> **REQUIRED WORK**: Your task is to print all of the data word for word.

• • • • • • •

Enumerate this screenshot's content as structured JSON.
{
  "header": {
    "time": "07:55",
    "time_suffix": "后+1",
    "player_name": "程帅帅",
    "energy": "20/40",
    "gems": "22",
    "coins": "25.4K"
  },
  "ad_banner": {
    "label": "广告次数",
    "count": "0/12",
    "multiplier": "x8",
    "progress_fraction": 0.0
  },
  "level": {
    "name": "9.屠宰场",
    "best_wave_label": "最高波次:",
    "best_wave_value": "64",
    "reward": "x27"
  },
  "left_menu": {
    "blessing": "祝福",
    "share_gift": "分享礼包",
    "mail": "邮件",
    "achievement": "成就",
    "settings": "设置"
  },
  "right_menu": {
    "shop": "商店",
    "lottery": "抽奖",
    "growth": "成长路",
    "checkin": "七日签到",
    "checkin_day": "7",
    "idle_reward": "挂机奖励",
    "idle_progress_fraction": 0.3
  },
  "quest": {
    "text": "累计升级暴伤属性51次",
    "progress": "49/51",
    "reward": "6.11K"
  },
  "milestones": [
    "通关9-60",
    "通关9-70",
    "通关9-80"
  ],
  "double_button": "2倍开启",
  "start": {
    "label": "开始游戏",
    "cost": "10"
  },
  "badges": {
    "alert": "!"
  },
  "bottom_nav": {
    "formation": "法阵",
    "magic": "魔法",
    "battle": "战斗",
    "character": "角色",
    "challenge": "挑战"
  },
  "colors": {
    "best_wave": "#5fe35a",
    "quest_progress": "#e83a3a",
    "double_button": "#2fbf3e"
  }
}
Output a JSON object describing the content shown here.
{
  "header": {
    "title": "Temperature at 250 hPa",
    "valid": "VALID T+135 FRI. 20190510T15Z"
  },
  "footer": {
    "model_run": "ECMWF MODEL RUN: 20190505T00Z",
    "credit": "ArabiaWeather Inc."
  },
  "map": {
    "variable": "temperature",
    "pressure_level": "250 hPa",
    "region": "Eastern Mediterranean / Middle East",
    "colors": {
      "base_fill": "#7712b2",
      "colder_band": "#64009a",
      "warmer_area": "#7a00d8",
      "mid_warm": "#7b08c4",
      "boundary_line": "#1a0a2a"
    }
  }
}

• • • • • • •

> **RESULT FOR THIS TASK**:
Enumerate this screenshot's content as structured JSON.
{
  "header": {
    "time": "07:55",
    "time_suffix": "后+1",
    "player_name": "程帅帅",
    "energy": "20/40",
    "gems": "22",
    "coins": "25.4K"
  },
  "ad_banner": {
    "label": "广告次数",
    "count": "0/12",
    "multiplier": "x8",
    "progress_fraction": 0.0
  },
  "level": {
    "name": "9.屠宰场",
    "best_wave_label": "最高波次:",
    "best_wave_value": "64",
    "reward": "x27"
  },
  "left_menu": {
    "blessing": "祝福",
    "share_gift": "分享礼包",
    "mail": "邮件",
    "achievement": "成就",
    "settings": "设置"
  },
  "right_menu": {
    "shop": "商店",
    "lottery": "抽奖",
    "growth": "成长路",
    "checkin": "七日签到",
    "checkin_day": "7",
    "idle_reward": "挂机奖励",
    "idle_progress_fraction": 0.3
  },
  "quest": {
    "text": "累计升级暴伤属性51次",
    "progress": "49/51",
    "reward": "6.11K"
  },
  "milestones": [
    "通关9-60",
    "通关9-70",
    "通关9-80"
  ],
  "double_button": "2倍开启",
  "start": {
    "label": "开始游戏",
    "cost": "10"
  },
  "badges": {
    "alert": "!"
  },
  "bottom_nav": {
    "formation": "法阵",
    "magic": "魔法",
    "battle": "战斗",
    "character": "角色",
    "challenge": "挑战"
  },
  "colors": {
    "best_wave": "#5fe35a",
    "quest_progress": "#e83a3a",
    "double_button": "#2fbf3e"
  }
}
Output a JSON object describing the content shown here.
{
  "header": {
    "title": "Temperature at 250 hPa",
    "valid": "VALID T+135 FRI. 20190510T15Z"
  },
  "footer": {
    "model_run": "ECMWF MODEL RUN: 20190505T00Z",
    "credit": "ArabiaWeather Inc."
  },
  "map": {
    "variable": "temperature",
    "pressure_level": "250 hPa",
    "region": "Eastern Mediterranean / Middle East",
    "colors": {
      "base_fill": "#7712b2",
      "colder_band": "#64009a",
      "warmer_area": "#7a00d8",
      "mid_warm": "#7b08c4",
      "boundary_line": "#1a0a2a"
    }
  }
}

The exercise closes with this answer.